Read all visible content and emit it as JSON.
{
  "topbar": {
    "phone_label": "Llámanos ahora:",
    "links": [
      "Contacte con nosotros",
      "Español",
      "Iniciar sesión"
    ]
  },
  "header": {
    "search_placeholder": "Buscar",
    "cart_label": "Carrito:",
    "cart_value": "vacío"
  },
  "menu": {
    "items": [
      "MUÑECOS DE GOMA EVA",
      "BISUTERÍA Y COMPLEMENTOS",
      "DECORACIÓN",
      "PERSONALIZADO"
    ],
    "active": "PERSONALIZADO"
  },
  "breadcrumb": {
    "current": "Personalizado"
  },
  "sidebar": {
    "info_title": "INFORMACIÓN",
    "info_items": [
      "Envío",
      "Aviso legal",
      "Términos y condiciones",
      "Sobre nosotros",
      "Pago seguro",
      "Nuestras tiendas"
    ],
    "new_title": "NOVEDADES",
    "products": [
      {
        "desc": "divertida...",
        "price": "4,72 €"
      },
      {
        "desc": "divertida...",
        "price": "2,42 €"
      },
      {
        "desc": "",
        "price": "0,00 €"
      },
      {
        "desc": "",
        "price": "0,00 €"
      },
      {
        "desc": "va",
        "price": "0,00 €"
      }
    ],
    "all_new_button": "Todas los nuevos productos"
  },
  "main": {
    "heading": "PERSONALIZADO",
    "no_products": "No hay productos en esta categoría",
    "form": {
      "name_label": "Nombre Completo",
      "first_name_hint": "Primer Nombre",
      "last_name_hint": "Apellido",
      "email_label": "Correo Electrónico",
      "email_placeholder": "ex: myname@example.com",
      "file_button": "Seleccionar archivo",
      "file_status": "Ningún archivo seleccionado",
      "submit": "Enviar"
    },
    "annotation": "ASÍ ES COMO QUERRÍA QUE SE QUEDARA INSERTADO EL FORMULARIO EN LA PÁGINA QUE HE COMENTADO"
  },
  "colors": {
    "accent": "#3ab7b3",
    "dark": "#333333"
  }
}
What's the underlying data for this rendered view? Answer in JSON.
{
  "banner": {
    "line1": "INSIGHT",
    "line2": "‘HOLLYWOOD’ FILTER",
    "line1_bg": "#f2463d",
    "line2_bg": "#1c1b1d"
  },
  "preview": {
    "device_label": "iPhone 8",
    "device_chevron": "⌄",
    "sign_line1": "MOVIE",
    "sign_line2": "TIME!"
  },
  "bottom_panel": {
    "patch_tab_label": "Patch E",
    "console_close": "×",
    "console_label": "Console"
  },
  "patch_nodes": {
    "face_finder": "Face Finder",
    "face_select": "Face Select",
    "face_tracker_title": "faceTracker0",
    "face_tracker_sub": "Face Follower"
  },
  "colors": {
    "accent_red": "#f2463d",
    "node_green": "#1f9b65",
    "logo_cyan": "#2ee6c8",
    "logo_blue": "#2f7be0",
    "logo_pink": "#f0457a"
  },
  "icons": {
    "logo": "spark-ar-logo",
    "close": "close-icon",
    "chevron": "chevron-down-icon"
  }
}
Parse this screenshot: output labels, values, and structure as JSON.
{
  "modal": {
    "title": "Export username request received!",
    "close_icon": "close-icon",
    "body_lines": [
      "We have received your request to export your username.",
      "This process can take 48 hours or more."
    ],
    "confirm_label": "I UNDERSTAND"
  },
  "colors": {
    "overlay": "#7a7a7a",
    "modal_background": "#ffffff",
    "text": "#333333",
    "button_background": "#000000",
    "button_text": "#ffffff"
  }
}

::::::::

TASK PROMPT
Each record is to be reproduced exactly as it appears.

YOUR RESPONSE
Read all visible content and emit it as JSON.
{
  "topbar": {
    "phone_label": "Llámanos ahora:",
    "links": [
      "Contacte con nosotros",
      "Español",
      "Iniciar sesión"
    ]
  },
  "header": {
    "search_placeholder": "Buscar",
    "cart_label": "Carrito:",
    "cart_value": "vacío"
  },
  "menu": {
    "items": [
      "MUÑECOS DE GOMA EVA",
      "BISUTERÍA Y COMPLEMENTOS",
      "DECORACIÓN",
      "PERSONALIZADO"
    ],
    "active": "PERSONALIZADO"
  },
  "breadcrumb": {
    "current": "Personalizado"
  },
  "sidebar": {
    "info_title": "INFORMACIÓN",
    "info_items": [
      "Envío",
      "Aviso legal",
      "Términos y condiciones",
      "Sobre nosotros",
      "Pago seguro",
      "Nuestras tiendas"
    ],
    "new_title": "NOVEDADES",
    "products": [
      {
        "desc": "divertida...",
        "price": "4,72 €"
      },
      {
        "desc": "divertida...",
        "price": "2,42 €"
      },
      {
        "desc": "",
        "price": "0,00 €"
      },
      {
        "desc": "",
        "price": "0,00 €"
      },
      {
        "desc": "va",
        "price": "0,00 €"
      }
    ],
    "all_new_button": "Todas los nuevos productos"
  },
  "main": {
    "heading": "PERSONALIZADO",
    "no_products": "No hay productos en esta categoría",
    "form": {
      "name_label": "Nombre Completo",
      "first_name_hint": "Primer Nombre",
      "last_name_hint": "Apellido",
      "email_label": "Correo Electrónico",
      "email_placeholder": "ex: myname@example.com",
      "file_button": "Seleccionar archivo",
      "file_status": "Ningún archivo seleccionado",
      "submit": "Enviar"
    },
    "annotation": "ASÍ ES COMO QUERRÍA QUE SE QUEDARA INSERTADO EL FORMULARIO EN LA PÁGINA QUE HE COMENTADO"
  },
  "colors": {
    "accent": "#3ab7b3",
    "dark": "#333333"
  }
}
What's the underlying data for this rendered view? Answer in JSON.
{
  "banner": {
    "line1": "INSIGHT",
    "line2": "‘HOLLYWOOD’ FILTER",
    "line1_bg": "#f2463d",
    "line2_bg": "#1c1b1d"
  },
  "preview": {
    "device_label": "iPhone 8",
    "device_chevron": "⌄",
    "sign_line1": "MOVIE",
    "sign_line2": "TIME!"
  },
  "bottom_panel": {
    "patch_tab_label": "Patch E",
    "console_close": "×",
    "console_label": "Console"
  },
  "patch_nodes": {
    "face_finder": "Face Finder",
    "face_select": "Face Select",
    "face_tracker_title": "faceTracker0",
    "face_tracker_sub": "Face Follower"
  },
  "colors": {
    "accent_red": "#f2463d",
    "node_green": "#1f9b65",
    "logo_cyan": "#2ee6c8",
    "logo_blue": "#2f7be0",
    "logo_pink": "#f0457a"
  },
  "icons": {
    "logo": "spark-ar-logo",
    "close": "close-icon",
    "chevron": "chevron-down-icon"
  }
}
Parse this screenshot: output labels, values, and structure as JSON.
{
  "modal": {
    "title": "Export username request received!",
    "close_icon": "close-icon",
    "body_lines": [
      "We have received your request to export your username.",
      "This process can take 48 hours or more."
    ],
    "confirm_label": "I UNDERSTAND"
  },
  "colors": {
    "overlay": "#7a7a7a",
    "modal_background": "#ffffff",
    "text": "#333333",
    "button_background": "#000000",
    "button_text": "#ffffff"
  }
}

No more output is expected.